Thomas (69) only three back with 'C' or 'D' game
ATLANTA – Justin Thomas was tied for fourth place following his second-round 69 on Friday at the Tour Championship, which considering the state of his game on Day 2 was an accomplishment.
“I wish I had my 'B' game today. I would say I had my 'C' or 'D' game today,” he laughed.
Thomas’ struggles were primarily with his driver and he hit just 6 of 14 fairways at East Lake, but he was able to scramble late in his round with birdies at Nos. 15 and 18 to remain three off the lead.

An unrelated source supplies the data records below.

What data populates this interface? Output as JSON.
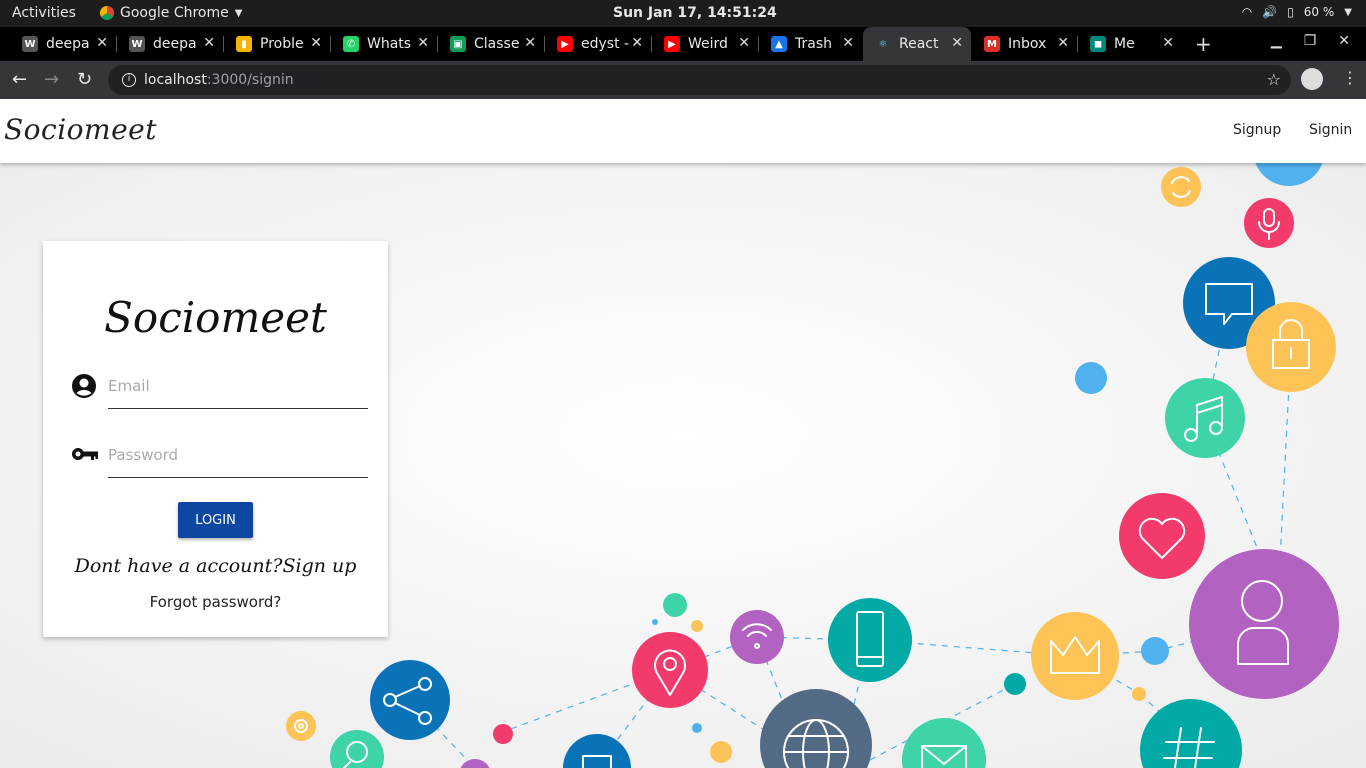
{
  "os": {
    "activities": "Activities",
    "app_name": "Google Chrome",
    "clock": "Sun Jan 17, 14:51:24",
    "battery": "60 %"
  },
  "tabs": [
    {
      "title": "deepa",
      "fav": "W",
      "color": "#555555"
    },
    {
      "title": "deepa",
      "fav": "W",
      "color": "#555555"
    },
    {
      "title": "Proble",
      "fav": "▮",
      "color": "#f4b400"
    },
    {
      "title": "Whats",
      "fav": "✆",
      "color": "#25d366"
    },
    {
      "title": "Classe",
      "fav": "▣",
      "color": "#0f9d58"
    },
    {
      "title": "edyst -",
      "fav": "▶",
      "color": "#ff0000"
    },
    {
      "title": "Weird",
      "fav": "▶",
      "color": "#ff0000"
    },
    {
      "title": "Trash",
      "fav": "▲",
      "color": "#1a73e8"
    },
    {
      "title": "React",
      "fav": "⚛",
      "color": "#35363a"
    },
    {
      "title": "Inbox",
      "fav": "M",
      "color": "#d93025"
    },
    {
      "title": "Me",
      "fav": "◼",
      "color": "#00897b"
    }
  ],
  "address": {
    "host": "localhost",
    "path": ":3000/signin"
  },
  "nav": {
    "brand": "Sociomeet",
    "signup": "Signup",
    "signin": "Signin"
  },
  "card": {
    "title": "Sociomeet",
    "email_placeholder": "Email",
    "password_placeholder": "Password",
    "login_label": "LOGIN",
    "signup_line": "Dont have a account?Sign up",
    "forgot": "Forgot password?"
  },
  "colors": {
    "login_button": "#0d47a1",
    "pink": "#f23b6b",
    "blue": "#0a73b8",
    "yellow": "#fec357",
    "green": "#3fd4a8",
    "purple": "#b262c0",
    "teal": "#03aaa5",
    "slate": "#536a85",
    "sky": "#4fb2ef"
  }
}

“I drove it so poorly today, this is probably in my top 5 rounds of the year I'm most proud of just because I easily could have shot 4- or 5-over par today and not had a chance to win the tournament,” he said. “I hung in there and birdied two of the last four, and I have a chance.”
Thomas was slowed the last two weeks by a right wrist injury that limited his preparation for the finale and said the issue with his driver is timing and the byproduct of a lack of practice.
Thomas made up for his erratic driving with his short game, getting up and down four out of seven times including on the fourth hole when he missed the fairway well left, punched out short of the green and chipped in from 81 feet.
“[Rory McIlroy] just kind of said it looked like a ‘3’ the whole day and I kind of laughed because I played with him at The Players and I chipped in three times that first round with him, so I guess he's good luck for me,” Thomas said.
McIlroy two behind Woods, Rose after 68
ATLANTA – Maybe it should be no huge surprise that Rory McIlroy finds himself back in contention at the Tour Championship. It is, after all, a Ryder Cup year.
In 2016, McIlroy won the finale before heading to Hazeltine and posting a 3-2-0 record. In ’14, he finished runner-up to Billy Horschel and went 2-1-2 at the Ryder Cup; and in ’12 he finished tied for 10th place at East Lake and went 3-2-0 at Medinah.
“I was on such a high a couple of years ago going into Hazeltine after winning the whole thing, and I felt great about my game that week and played well. I won three matches,” McIlroy said. “I guess it doesn't matter whether it's a match play event or whatever. If you're playing well and you've played well the week before, I think most people can carry it into the next week, whatever that is.”
McIlroy’s performance this week certainly qualifies as “playing well.” He charged out on Friday with birdies at two of his first three holes and bounced back from a pair of late bogeys to shoot a 68 and was in third place and two strokes off the lead held by Tiger Woods and Justin Rose.
“I've made 12 birdies in 36 holes, which is really good around here, and that's with not birdieing either of the par 5s today,” he said. “So yeah, just tidy up the mistakes a little bit.”